YOUR TASK -
Would you repeat each of the lines below exactly?

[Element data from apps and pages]
::::::::::
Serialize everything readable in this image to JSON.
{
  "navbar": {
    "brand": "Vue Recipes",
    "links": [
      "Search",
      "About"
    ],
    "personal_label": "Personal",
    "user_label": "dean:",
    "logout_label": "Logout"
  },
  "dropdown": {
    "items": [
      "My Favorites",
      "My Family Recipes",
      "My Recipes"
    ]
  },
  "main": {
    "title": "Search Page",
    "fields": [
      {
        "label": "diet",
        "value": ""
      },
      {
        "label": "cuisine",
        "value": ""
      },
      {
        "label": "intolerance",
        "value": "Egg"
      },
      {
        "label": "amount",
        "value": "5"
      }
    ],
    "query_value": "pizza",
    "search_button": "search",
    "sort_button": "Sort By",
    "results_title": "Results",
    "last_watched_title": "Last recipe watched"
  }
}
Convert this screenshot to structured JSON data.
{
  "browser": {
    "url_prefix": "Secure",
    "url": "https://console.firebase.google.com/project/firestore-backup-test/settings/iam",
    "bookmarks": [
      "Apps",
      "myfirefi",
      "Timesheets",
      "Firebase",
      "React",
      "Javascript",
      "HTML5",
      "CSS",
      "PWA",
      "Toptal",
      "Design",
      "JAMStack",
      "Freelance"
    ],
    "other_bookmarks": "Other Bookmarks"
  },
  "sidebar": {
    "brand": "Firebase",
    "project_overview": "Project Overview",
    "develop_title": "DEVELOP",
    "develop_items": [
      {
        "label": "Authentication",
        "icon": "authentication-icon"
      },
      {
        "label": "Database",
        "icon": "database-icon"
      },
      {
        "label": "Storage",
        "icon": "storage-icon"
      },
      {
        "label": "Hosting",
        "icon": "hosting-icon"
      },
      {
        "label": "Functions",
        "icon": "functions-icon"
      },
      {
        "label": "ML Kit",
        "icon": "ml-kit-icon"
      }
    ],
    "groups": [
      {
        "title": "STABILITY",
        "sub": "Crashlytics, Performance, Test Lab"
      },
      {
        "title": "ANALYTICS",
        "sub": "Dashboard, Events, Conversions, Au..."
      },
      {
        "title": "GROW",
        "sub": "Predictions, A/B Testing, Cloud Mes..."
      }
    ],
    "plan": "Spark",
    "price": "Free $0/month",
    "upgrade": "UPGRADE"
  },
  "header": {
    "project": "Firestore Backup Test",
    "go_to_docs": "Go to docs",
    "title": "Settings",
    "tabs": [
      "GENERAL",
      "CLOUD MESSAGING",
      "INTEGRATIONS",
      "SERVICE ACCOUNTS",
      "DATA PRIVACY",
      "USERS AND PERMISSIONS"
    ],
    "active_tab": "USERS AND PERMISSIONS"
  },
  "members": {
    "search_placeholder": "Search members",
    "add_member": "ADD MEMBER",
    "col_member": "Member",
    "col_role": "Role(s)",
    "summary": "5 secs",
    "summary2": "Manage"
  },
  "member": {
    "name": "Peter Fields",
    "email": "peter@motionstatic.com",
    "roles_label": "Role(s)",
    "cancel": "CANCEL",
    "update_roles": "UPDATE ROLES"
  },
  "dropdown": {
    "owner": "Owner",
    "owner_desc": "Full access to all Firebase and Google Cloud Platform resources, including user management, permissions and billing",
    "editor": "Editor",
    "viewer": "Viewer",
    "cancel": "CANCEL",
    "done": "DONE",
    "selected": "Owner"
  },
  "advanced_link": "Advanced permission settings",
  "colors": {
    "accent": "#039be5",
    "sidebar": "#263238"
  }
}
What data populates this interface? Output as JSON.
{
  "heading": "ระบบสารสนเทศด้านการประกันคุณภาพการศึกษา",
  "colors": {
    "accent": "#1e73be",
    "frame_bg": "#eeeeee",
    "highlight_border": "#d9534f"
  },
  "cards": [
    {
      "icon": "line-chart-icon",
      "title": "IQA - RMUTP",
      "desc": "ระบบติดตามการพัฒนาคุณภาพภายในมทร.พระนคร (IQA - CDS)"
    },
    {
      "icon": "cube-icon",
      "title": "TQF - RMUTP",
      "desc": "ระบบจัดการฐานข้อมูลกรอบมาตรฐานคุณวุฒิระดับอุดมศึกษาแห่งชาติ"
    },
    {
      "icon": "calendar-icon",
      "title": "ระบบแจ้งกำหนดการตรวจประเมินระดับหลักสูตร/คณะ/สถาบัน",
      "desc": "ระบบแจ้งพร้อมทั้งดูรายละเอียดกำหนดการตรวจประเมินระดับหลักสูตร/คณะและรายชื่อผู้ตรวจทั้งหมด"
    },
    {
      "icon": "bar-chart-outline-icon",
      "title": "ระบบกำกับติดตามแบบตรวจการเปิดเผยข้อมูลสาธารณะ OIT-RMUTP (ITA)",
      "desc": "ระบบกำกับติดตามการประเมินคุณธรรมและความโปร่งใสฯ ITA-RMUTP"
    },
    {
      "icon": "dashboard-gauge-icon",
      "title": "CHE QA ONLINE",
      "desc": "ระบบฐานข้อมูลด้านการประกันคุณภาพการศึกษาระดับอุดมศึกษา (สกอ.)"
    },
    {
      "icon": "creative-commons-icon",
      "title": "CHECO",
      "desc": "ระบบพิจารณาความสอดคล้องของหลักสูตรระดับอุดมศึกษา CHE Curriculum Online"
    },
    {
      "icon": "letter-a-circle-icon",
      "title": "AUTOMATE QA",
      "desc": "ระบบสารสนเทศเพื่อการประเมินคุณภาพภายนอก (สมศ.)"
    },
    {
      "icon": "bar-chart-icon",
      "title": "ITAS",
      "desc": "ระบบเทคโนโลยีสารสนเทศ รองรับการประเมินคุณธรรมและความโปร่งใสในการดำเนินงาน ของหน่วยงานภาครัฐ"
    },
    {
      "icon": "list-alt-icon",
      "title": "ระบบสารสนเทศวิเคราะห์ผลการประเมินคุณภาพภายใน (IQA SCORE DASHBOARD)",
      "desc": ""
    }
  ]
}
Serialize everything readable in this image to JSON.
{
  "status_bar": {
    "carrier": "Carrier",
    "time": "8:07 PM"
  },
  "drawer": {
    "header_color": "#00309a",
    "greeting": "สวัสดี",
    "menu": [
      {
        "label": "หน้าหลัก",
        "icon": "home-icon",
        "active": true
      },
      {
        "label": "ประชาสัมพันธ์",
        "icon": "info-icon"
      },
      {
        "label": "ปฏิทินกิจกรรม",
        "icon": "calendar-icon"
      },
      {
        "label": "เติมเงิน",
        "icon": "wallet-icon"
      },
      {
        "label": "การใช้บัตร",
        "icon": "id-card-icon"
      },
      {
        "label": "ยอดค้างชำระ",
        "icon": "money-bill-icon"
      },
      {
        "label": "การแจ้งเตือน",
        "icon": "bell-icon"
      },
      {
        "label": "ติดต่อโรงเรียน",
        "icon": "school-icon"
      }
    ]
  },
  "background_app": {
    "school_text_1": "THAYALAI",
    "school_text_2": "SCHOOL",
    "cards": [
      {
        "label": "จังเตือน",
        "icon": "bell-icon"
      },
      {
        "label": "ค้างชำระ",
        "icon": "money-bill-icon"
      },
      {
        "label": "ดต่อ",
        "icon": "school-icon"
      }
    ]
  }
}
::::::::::
FINISHED EXERCISE -
Serialize everything readable in this image to JSON.
{
  "navbar": {
    "brand": "Vue Recipes",
    "links": [
      "Search",
      "About"
    ],
    "personal_label": "Personal",
    "user_label": "dean:",
    "logout_label": "Logout"
  },
  "dropdown": {
    "items": [
      "My Favorites",
      "My Family Recipes",
      "My Recipes"
    ]
  },
  "main": {
    "title": "Search Page",
    "fields": [
      {
        "label": "diet",
        "value": ""
      },
      {
        "label": "cuisine",
        "value": ""
      },
      {
        "label": "intolerance",
        "value": "Egg"
      },
      {
        "label": "amount",
        "value": "5"
      }
    ],
    "query_value": "pizza",
    "search_button": "search",
    "sort_button": "Sort By",
    "results_title": "Results",
    "last_watched_title": "Last recipe watched"
  }
}
Convert this screenshot to structured JSON data.
{
  "browser": {
    "url_prefix": "Secure",
    "url": "https://console.firebase.google.com/project/firestore-backup-test/settings/iam",
    "bookmarks": [
      "Apps",
      "myfirefi",
      "Timesheets",
      "Firebase",
      "React",
      "Javascript",
      "HTML5",
      "CSS",
      "PWA",
      "Toptal",
      "Design",
      "JAMStack",
      "Freelance"
    ],
    "other_bookmarks": "Other Bookmarks"
  },
  "sidebar": {
    "brand": "Firebase",
    "project_overview": "Project Overview",
    "develop_title": "DEVELOP",
    "develop_items": [
      {
        "label": "Authentication",
        "icon": "authentication-icon"
      },
      {
        "label": "Database",
        "icon": "database-icon"
      },
      {
        "label": "Storage",
        "icon": "storage-icon"
      },
      {
        "label": "Hosting",
        "icon": "hosting-icon"
      },
      {
        "label": "Functions",
        "icon": "functions-icon"
      },
      {
        "label": "ML Kit",
        "icon": "ml-kit-icon"
      }
    ],
    "groups": [
      {
        "title": "STABILITY",
        "sub": "Crashlytics, Performance, Test Lab"
      },
      {
        "title": "ANALYTICS",
        "sub": "Dashboard, Events, Conversions, Au..."
      },
      {
        "title": "GROW",
        "sub": "Predictions, A/B Testing, Cloud Mes..."
      }
    ],
    "plan": "Spark",
    "price": "Free $0/month",
    "upgrade": "UPGRADE"
  },
  "header": {
    "project": "Firestore Backup Test",
    "go_to_docs": "Go to docs",
    "title": "Settings",
    "tabs": [
      "GENERAL",
      "CLOUD MESSAGING",
      "INTEGRATIONS",
      "SERVICE ACCOUNTS",
      "DATA PRIVACY",
      "USERS AND PERMISSIONS"
    ],
    "active_tab": "USERS AND PERMISSIONS"
  },
  "members": {
    "search_placeholder": "Search members",
    "add_member": "ADD MEMBER",
    "col_member": "Member",
    "col_role": "Role(s)",
    "summary": "5 secs",
    "summary2": "Manage"
  },
  "member": {
    "name": "Peter Fields",
    "email": "peter@motionstatic.com",
    "roles_label": "Role(s)",
    "cancel": "CANCEL",
    "update_roles": "UPDATE ROLES"
  },
  "dropdown": {
    "owner": "Owner",
    "owner_desc": "Full access to all Firebase and Google Cloud Platform resources, including user management, permissions and billing",
    "editor": "Editor",
    "viewer": "Viewer",
    "cancel": "CANCEL",
    "done": "DONE",
    "selected": "Owner"
  },
  "advanced_link": "Advanced permission settings",
  "colors": {
    "accent": "#039be5",
    "sidebar": "#263238"
  }
}
What data populates this interface? Output as JSON.
{
  "heading": "ระบบสารสนเทศด้านการประกันคุณภาพการศึกษา",
  "colors": {
    "accent": "#1e73be",
    "frame_bg": "#eeeeee",
    "highlight_border": "#d9534f"
  },
  "cards": [
    {
      "icon": "line-chart-icon",
      "title": "IQA - RMUTP",
      "desc": "ระบบติดตามการพัฒนาคุณภาพภายในมทร.พระนคร (IQA - CDS)"
    },
    {
      "icon": "cube-icon",
      "title": "TQF - RMUTP",
      "desc": "ระบบจัดการฐานข้อมูลกรอบมาตรฐานคุณวุฒิระดับอุดมศึกษาแห่งชาติ"
    },
    {
      "icon": "calendar-icon",
      "title": "ระบบแจ้งกำหนดการตรวจประเมินระดับหลักสูตร/คณะ/สถาบัน",
      "desc": "ระบบแจ้งพร้อมทั้งดูรายละเอียดกำหนดการตรวจประเมินระดับหลักสูตร/คณะและรายชื่อผู้ตรวจทั้งหมด"
    },
    {
      "icon": "bar-chart-outline-icon",
      "title": "ระบบกำกับติดตามแบบตรวจการเปิดเผยข้อมูลสาธารณะ OIT-RMUTP (ITA)",
      "desc": "ระบบกำกับติดตามการประเมินคุณธรรมและความโปร่งใสฯ ITA-RMUTP"
    },
    {
      "icon": "dashboard-gauge-icon",
      "title": "CHE QA ONLINE",
      "desc": "ระบบฐานข้อมูลด้านการประกันคุณภาพการศึกษาระดับอุดมศึกษา (สกอ.)"
    },
    {
      "icon": "creative-commons-icon",
      "title": "CHECO",
      "desc": "ระบบพิจารณาความสอดคล้องของหลักสูตรระดับอุดมศึกษา CHE Curriculum Online"
    },
    {
      "icon": "letter-a-circle-icon",
      "title": "AUTOMATE QA",
      "desc": "ระบบสารสนเทศเพื่อการประเมินคุณภาพภายนอก (สมศ.)"
    },
    {
      "icon": "bar-chart-icon",
      "title": "ITAS",
      "desc": "ระบบเทคโนโลยีสารสนเทศ รองรับการประเมินคุณธรรมและความโปร่งใสในการดำเนินงาน ของหน่วยงานภาครัฐ"
    },
    {
      "icon": "list-alt-icon",
      "title": "ระบบสารสนเทศวิเคราะห์ผลการประเมินคุณภาพภายใน (IQA SCORE DASHBOARD)",
      "desc": ""
    }
  ]
}
Serialize everything readable in this image to JSON.
{
  "status_bar": {
    "carrier": "Carrier",
    "time": "8:07 PM"
  },
  "drawer": {
    "header_color": "#00309a",
    "greeting": "สวัสดี",
    "menu": [
      {
        "label": "หน้าหลัก",
        "icon": "home-icon",
        "active": true
      },
      {
        "label": "ประชาสัมพันธ์",
        "icon": "info-icon"
      },
      {
        "label": "ปฏิทินกิจกรรม",
        "icon": "calendar-icon"
      },
      {
        "label": "เติมเงิน",
        "icon": "wallet-icon"
      },
      {
        "label": "การใช้บัตร",
        "icon": "id-card-icon"
      },
      {
        "label": "ยอดค้างชำระ",
        "icon": "money-bill-icon"
      },
      {
        "label": "การแจ้งเตือน",
        "icon": "bell-icon"
      },
      {
        "label": "ติดต่อโรงเรียน",
        "icon": "school-icon"
      }
    ]
  },
  "background_app": {
    "school_text_1": "THAYALAI",
    "school_text_2": "SCHOOL",
    "cards": [
      {
        "label": "จังเตือน",
        "icon": "bell-icon"
      },
      {
        "label": "ค้างชำระ",
        "icon": "money-bill-icon"
      },
      {
        "label": "ดต่อ",
        "icon": "school-icon"
      }
    ]
  }
}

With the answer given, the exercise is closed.